What is required: Show all lines from the data that include the word "contact".

Web page and app entries
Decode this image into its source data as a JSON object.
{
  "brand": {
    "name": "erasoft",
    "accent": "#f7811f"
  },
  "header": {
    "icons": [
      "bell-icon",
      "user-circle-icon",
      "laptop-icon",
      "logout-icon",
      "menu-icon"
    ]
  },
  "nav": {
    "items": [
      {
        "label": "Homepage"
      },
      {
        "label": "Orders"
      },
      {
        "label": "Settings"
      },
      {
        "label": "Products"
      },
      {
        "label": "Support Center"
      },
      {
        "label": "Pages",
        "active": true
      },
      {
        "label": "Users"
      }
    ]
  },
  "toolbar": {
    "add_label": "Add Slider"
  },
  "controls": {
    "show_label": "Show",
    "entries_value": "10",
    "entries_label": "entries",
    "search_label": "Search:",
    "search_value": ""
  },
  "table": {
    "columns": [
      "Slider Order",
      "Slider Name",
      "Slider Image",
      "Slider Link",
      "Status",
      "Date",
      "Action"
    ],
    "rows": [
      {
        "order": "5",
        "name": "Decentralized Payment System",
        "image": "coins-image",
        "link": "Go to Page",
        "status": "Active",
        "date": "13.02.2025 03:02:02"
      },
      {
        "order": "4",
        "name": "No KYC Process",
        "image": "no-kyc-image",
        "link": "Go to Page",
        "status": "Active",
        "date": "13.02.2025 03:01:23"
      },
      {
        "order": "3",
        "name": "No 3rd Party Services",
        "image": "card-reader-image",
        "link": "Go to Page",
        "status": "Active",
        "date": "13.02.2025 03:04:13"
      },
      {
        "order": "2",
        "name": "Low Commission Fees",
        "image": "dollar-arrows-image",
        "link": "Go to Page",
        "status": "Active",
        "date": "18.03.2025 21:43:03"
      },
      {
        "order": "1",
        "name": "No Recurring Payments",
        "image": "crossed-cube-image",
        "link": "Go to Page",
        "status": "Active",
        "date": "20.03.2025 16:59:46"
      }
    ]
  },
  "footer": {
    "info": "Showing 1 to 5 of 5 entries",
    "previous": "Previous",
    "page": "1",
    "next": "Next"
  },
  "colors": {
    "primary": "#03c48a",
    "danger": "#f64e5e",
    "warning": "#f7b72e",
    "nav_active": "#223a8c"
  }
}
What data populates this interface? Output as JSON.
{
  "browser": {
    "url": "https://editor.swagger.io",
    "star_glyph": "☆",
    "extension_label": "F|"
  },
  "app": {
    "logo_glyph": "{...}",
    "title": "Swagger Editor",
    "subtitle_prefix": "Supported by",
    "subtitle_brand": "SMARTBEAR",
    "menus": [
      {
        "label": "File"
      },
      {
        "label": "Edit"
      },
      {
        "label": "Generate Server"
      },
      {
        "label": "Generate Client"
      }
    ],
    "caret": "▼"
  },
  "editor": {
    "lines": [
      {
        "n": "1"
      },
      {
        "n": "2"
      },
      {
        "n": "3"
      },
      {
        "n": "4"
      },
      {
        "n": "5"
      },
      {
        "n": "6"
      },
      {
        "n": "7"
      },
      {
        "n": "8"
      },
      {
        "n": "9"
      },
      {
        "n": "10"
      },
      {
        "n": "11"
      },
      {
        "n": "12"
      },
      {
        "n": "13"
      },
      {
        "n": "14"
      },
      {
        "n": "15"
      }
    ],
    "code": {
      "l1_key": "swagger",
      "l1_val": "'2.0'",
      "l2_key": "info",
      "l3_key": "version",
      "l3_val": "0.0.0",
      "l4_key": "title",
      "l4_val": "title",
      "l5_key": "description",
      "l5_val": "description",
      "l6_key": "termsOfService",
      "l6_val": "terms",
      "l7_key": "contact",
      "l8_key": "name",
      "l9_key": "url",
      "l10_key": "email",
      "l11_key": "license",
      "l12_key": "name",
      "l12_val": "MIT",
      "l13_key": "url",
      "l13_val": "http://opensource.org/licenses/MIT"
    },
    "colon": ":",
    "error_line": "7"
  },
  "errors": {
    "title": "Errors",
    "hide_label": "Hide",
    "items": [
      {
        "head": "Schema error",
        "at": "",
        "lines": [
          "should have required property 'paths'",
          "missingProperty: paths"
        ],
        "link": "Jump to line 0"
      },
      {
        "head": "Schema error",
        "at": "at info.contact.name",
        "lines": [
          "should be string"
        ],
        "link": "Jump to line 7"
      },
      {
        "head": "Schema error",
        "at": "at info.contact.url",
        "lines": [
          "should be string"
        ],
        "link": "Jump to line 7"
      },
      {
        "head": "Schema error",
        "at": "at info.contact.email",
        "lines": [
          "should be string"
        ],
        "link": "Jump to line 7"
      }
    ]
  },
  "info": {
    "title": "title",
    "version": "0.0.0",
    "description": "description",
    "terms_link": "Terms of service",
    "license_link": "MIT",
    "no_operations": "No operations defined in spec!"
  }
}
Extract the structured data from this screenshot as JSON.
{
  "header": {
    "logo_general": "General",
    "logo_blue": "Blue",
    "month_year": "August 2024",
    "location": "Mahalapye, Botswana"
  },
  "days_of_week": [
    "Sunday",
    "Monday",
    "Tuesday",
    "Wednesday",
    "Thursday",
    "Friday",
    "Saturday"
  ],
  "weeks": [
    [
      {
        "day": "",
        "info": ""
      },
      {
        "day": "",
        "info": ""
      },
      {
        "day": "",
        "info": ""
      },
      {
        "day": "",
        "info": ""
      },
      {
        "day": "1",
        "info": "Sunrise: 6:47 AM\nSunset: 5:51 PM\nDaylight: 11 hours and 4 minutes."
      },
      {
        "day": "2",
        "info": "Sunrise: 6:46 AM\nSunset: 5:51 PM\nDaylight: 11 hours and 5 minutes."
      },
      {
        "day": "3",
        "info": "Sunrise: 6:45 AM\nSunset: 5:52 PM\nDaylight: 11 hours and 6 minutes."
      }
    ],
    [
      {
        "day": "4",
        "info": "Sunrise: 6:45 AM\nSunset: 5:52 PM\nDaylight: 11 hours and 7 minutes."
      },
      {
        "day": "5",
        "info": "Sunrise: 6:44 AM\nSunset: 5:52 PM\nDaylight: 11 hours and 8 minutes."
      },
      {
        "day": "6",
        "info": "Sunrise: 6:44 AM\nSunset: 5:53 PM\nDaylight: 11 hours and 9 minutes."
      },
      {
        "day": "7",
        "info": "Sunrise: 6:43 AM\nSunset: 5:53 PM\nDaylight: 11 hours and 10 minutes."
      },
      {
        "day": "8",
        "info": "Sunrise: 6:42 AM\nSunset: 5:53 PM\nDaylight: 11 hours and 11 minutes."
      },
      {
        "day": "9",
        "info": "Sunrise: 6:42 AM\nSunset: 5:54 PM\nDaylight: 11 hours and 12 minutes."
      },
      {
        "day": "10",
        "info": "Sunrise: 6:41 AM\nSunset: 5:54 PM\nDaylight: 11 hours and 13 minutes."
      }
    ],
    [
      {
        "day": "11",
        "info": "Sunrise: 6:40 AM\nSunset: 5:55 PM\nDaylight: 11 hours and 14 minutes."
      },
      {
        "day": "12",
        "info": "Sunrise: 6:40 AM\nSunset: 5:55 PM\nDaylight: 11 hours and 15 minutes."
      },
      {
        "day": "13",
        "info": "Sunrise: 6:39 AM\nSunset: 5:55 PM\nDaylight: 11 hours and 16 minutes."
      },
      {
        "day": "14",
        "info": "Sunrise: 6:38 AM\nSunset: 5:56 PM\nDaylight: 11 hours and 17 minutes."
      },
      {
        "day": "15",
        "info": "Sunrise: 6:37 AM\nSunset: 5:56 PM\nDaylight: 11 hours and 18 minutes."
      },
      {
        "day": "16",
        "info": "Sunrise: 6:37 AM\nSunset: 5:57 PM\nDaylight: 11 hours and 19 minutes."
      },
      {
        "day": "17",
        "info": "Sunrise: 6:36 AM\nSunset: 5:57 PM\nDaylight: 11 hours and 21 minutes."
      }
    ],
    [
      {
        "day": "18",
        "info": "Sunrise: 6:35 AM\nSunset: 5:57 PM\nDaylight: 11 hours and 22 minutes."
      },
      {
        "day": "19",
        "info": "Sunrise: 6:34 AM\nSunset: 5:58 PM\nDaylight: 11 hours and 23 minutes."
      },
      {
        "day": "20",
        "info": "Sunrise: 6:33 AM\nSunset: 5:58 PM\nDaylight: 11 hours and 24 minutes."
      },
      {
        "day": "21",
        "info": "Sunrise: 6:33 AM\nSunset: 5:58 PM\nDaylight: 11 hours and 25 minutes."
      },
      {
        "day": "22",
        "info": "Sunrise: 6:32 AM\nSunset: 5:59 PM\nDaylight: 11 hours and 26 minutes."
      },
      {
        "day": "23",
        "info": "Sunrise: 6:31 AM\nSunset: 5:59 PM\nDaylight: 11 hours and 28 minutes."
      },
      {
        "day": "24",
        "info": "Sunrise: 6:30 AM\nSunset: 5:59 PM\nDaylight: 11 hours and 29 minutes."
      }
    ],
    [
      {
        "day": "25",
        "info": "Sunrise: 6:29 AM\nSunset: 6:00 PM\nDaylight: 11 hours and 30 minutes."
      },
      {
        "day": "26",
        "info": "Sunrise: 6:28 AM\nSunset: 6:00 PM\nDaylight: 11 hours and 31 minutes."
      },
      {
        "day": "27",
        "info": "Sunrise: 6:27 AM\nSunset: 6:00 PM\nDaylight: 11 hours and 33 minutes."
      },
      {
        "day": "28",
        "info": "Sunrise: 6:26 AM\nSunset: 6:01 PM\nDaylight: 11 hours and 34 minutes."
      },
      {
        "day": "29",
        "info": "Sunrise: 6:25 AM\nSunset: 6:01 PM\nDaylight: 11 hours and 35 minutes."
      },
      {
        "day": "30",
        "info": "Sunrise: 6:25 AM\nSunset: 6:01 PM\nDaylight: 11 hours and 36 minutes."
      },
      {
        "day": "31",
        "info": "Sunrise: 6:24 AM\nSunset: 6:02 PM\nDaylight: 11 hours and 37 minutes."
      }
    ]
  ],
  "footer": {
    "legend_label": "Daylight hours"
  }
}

Result:
      "l7_key": "contact",
        "at": "at info.contact.name",
        "at": "at info.contact.url",
        "at": "at info.contact.email",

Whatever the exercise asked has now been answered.